“While we were preparing for it, Tim sent us memo after memo in real time as he was uncovering and assembling emails, expense reports and other documents – each packaged neatly with an explanatory cover page or two explaining his detailed analysis – tracing numerous instances of Ray Hofman’s fraud,” Pacholder said.
A major break in the Hofman case came when Johnson was reviewing thousands of text messages and came across one that said, “Do you want to do a wire and invoice today?”
“That phrase triggered me, and I then focused around the emails that Mr. Hofman sent and received that day and found the scheme where a vendor would wire money to someone of Mr. Hofman’s choosing, usually an auto dealer for an exotic car, and then submit a false invoice to the company to be paid,” Johnson said.
“The invoice would list out parts that were usually provided to the company,” he said. “Mr. Hofman would then request that it get paid immediately. Now that I understood the scheme better, I went back and reviewed every transaction and correspondence to package it all up for outside counsel.”
“Tim tirelessly reviewed and analyzed several huge, dense boxes of documents over many weeks,” she said. “Hofman’s widow could not refute the conclusions Tim had pieced together.

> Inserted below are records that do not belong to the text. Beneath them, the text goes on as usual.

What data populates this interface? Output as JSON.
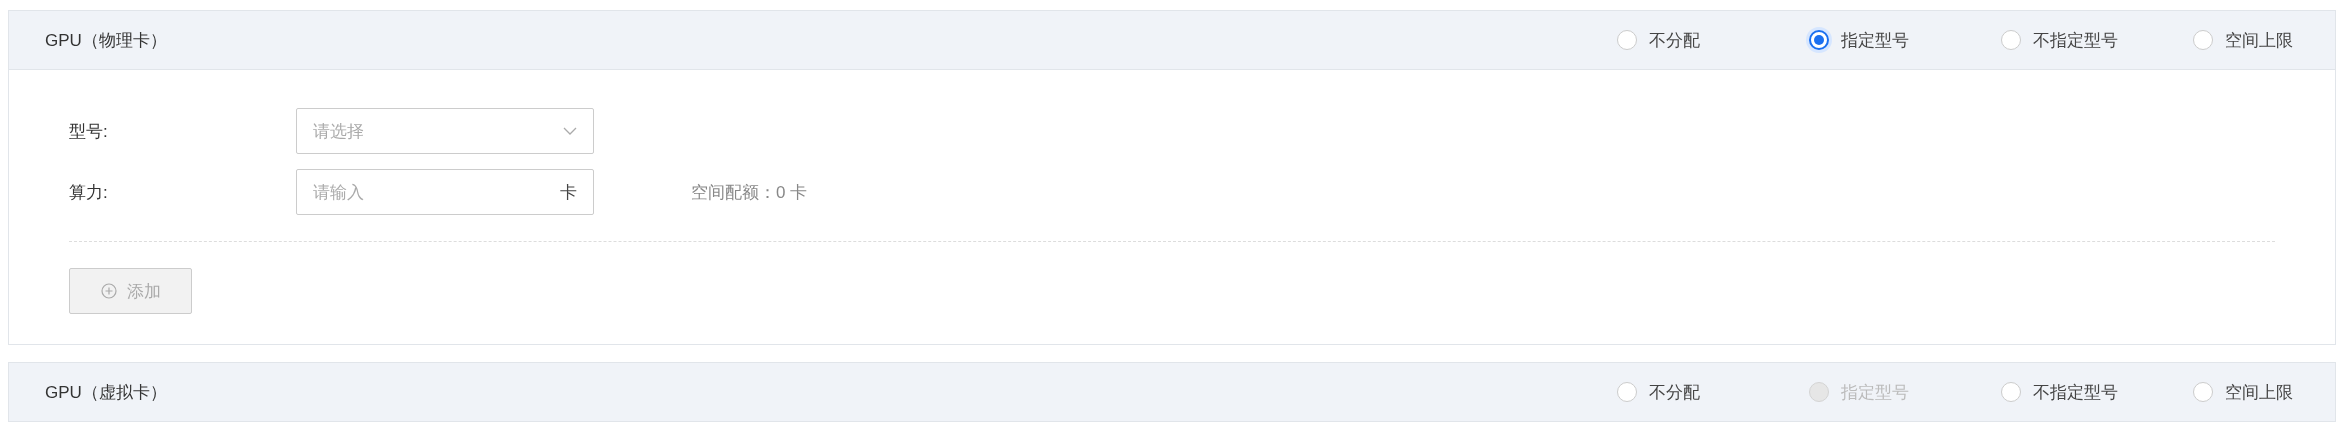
{
  "panels": [
    {
      "title": "GPU（物理卡）",
      "expanded": true,
      "options": [
        {
          "label": "不分配",
          "selected": false,
          "disabled": false
        },
        {
          "label": "指定型号",
          "selected": true,
          "disabled": false
        },
        {
          "label": "不指定型号",
          "selected": false,
          "disabled": false
        },
        {
          "label": "空间上限",
          "selected": false,
          "disabled": false
        }
      ],
      "form": {
        "model_label": "型号:",
        "model_placeholder": "请选择",
        "power_label": "算力:",
        "power_placeholder": "请输入",
        "power_unit": "卡",
        "quota": "空间配额：0 卡",
        "add_button": "添加",
        "add_disabled": true
      }
    },
    {
      "title": "GPU（虚拟卡）",
      "expanded": false,
      "options": [
        {
          "label": "不分配",
          "selected": false,
          "disabled": false
        },
        {
          "label": "指定型号",
          "selected": false,
          "disabled": true
        },
        {
          "label": "不指定型号",
          "selected": false,
          "disabled": false
        },
        {
          "label": "空间上限",
          "selected": false,
          "disabled": false
        }
      ]
    }
  ]
}
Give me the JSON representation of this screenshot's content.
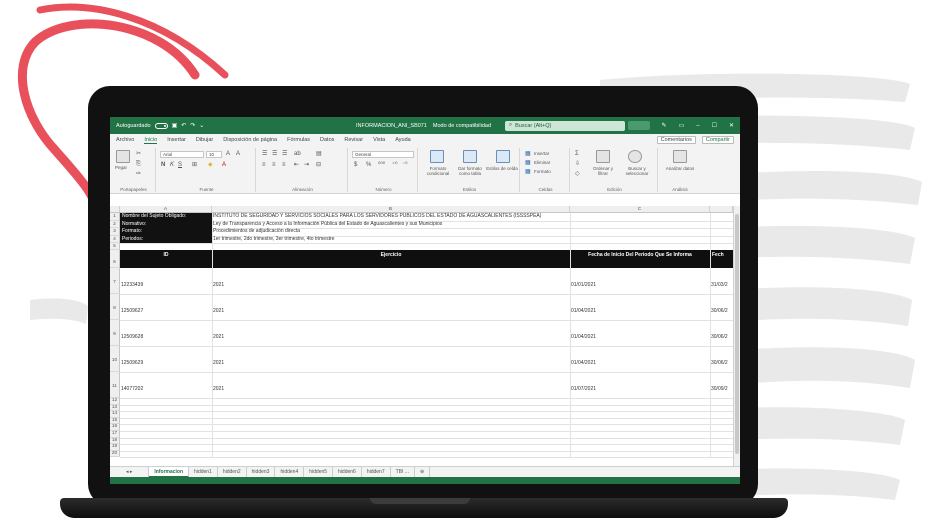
{
  "titlebar": {
    "autosave": "Autoguardado",
    "filename": "INFORMACION_ANI_SB071",
    "mode": "Modo de compatibilidad",
    "search": "Buscar (Alt+Q)"
  },
  "menu": {
    "tabs": [
      "Archivo",
      "Inicio",
      "Insertar",
      "Dibujar",
      "Disposición de página",
      "Fórmulas",
      "Datos",
      "Revisar",
      "Vista",
      "Ayuda"
    ],
    "active_index": 1,
    "comments": "Comentarios",
    "share": "Compartir"
  },
  "ribbon": {
    "groups": [
      "Portapapeles",
      "Fuente",
      "Alineación",
      "Número",
      "Estilos",
      "Celdas",
      "Edición",
      "Análisis"
    ],
    "paste": "Pegar",
    "font_name": "Arial",
    "font_size": "10",
    "number_format": "General",
    "cond_format": "Formato condicional",
    "table_format": "Dar formato como tabla",
    "cell_styles": "Estilos de celda",
    "insert": "Insertar",
    "delete": "Eliminar",
    "format": "Formato",
    "sort_filter": "Ordenar y filtrar",
    "find_select": "Buscar y seleccionar",
    "analyze": "Analizar datos"
  },
  "grid": {
    "columns": [
      "A",
      "B",
      "C"
    ],
    "meta": [
      {
        "row": "1",
        "label": "Nombre del Sujeto Obligado:",
        "value": "INSTITUTO DE SEGURIDAD Y SERVICIOS SOCIALES PARA LOS  SERVIDORES PÚBLICOS DEL ESTADO DE AGUASCALIENTES (ISSSSPEA)"
      },
      {
        "row": "2",
        "label": "Normativo:",
        "value": "Ley de Transparencia y Acceso a la Información Pública del Estado de Aguascalientes y sus Municipios"
      },
      {
        "row": "3",
        "label": "Formato:",
        "value": "Procedimientos de adjudicación directa"
      },
      {
        "row": "4",
        "label": "Periodos:",
        "value": "1er trimestre, 2do trimestre, 3er trimestre, 4to trimestre"
      }
    ],
    "header_row": "6",
    "headers": {
      "id": "ID",
      "ejercicio": "Ejercicio",
      "fecha_inicio": "Fecha de Inicio Del Periodo Que Se Informa",
      "fecha_fin": "Fech"
    },
    "rows": [
      {
        "row": "7",
        "id": "12233439",
        "ejercicio": "2021",
        "fecha_inicio": "01/01/2021",
        "fecha_fin": "31/03/2"
      },
      {
        "row": "8",
        "id": "12509627",
        "ejercicio": "2021",
        "fecha_inicio": "01/04/2021",
        "fecha_fin": "30/06/2"
      },
      {
        "row": "9",
        "id": "12509628",
        "ejercicio": "2021",
        "fecha_inicio": "01/04/2021",
        "fecha_fin": "30/06/2"
      },
      {
        "row": "10",
        "id": "12509629",
        "ejercicio": "2021",
        "fecha_inicio": "01/04/2021",
        "fecha_fin": "30/06/2"
      },
      {
        "row": "11",
        "id": "14077202",
        "ejercicio": "2021",
        "fecha_inicio": "01/07/2021",
        "fecha_fin": "30/09/2"
      }
    ],
    "empty_rows": [
      "12",
      "13",
      "14",
      "15",
      "16",
      "17",
      "18",
      "19",
      "20"
    ]
  },
  "sheets": {
    "tabs": [
      "Informacion",
      "hidden1",
      "hidden2",
      "hidden3",
      "hidden4",
      "hidden5",
      "hidden6",
      "hidden7",
      "TBI ..."
    ],
    "active_index": 0
  },
  "colors": {
    "excel_green": "#217346",
    "header_black": "#0f0f0f",
    "swoosh_red": "#e8505b",
    "brush_gray": "#e6e6e6"
  }
}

Ultimately, Peak reached a favorable resolution with her for the return of her shares.
Peak also recovered significant sums from the auditing firm.
“The recent cases involving the Hofman estate, the $12 million vendor case and the patent infringement case were each satisfying in that each could have had devastating results for the company,” Johnson said. “Each were complicated in their own right, requiring hard work and long-term, meticulous planning, and the result of each benefited our company substantially.
“While there was nothing really satisfying about the Hofman case, it was satisfying to have successfully navigated through all of the potential hazards of that case while dealing with the grief of losing someone that you considered a friend,” he said.